* **TASK DETAILS**:
Count up the lines below in which the string "child" appears. The reply should be that number alone.

* **AVAILABLE DATA**:
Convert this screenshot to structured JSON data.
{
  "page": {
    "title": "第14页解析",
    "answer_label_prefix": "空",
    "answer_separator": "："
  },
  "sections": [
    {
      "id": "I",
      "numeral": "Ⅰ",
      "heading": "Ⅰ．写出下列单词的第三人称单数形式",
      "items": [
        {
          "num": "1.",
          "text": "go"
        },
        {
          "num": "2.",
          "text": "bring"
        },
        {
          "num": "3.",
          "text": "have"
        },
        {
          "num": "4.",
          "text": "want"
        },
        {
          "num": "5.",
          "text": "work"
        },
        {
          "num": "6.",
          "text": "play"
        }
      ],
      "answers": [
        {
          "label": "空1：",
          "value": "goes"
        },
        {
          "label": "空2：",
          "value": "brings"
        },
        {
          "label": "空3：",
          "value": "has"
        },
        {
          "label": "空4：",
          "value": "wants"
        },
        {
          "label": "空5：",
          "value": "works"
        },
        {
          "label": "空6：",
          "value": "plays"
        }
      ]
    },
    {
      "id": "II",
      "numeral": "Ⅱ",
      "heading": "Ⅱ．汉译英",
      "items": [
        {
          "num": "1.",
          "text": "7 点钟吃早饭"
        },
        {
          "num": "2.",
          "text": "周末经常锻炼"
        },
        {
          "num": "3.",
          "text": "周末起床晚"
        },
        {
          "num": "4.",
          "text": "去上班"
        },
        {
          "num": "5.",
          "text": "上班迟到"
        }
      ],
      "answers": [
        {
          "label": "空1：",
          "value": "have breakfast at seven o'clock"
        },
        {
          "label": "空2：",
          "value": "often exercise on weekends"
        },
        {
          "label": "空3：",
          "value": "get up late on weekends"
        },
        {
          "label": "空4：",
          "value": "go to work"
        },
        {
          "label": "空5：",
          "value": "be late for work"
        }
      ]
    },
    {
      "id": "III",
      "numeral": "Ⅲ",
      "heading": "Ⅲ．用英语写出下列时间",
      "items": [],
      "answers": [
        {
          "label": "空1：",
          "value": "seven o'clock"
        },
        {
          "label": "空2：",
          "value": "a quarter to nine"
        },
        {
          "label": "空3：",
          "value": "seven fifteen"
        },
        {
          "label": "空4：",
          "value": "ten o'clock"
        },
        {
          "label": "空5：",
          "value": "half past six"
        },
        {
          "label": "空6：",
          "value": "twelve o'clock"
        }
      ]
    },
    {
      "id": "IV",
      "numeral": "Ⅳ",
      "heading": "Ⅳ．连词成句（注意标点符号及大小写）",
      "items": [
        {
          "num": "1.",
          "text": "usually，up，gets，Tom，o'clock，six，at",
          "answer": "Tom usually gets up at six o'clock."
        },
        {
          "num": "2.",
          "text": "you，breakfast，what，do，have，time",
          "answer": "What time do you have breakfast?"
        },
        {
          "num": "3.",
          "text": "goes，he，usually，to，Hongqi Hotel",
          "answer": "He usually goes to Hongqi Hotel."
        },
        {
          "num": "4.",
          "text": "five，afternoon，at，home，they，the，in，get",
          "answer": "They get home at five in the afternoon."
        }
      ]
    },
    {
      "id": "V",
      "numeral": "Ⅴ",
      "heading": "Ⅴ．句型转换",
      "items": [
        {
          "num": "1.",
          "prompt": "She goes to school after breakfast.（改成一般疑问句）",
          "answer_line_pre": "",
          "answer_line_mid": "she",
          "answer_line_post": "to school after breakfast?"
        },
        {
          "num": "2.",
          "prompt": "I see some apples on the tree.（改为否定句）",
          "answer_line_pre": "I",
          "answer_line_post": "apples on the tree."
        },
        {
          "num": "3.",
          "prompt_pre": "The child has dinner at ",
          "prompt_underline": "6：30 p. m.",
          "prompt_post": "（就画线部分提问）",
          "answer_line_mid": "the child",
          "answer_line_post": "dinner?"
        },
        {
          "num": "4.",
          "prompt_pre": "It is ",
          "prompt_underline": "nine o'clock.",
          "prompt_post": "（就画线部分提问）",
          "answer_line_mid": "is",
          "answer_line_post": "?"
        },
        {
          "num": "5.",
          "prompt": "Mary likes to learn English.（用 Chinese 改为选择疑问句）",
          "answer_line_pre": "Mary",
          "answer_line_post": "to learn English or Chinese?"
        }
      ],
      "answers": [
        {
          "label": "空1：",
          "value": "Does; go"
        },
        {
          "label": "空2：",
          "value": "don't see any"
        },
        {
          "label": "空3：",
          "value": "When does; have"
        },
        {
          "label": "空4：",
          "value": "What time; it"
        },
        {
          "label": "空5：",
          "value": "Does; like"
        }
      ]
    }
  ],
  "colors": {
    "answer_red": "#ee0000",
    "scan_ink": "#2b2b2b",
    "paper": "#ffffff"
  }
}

* **RESULT OF THE TASK**:
2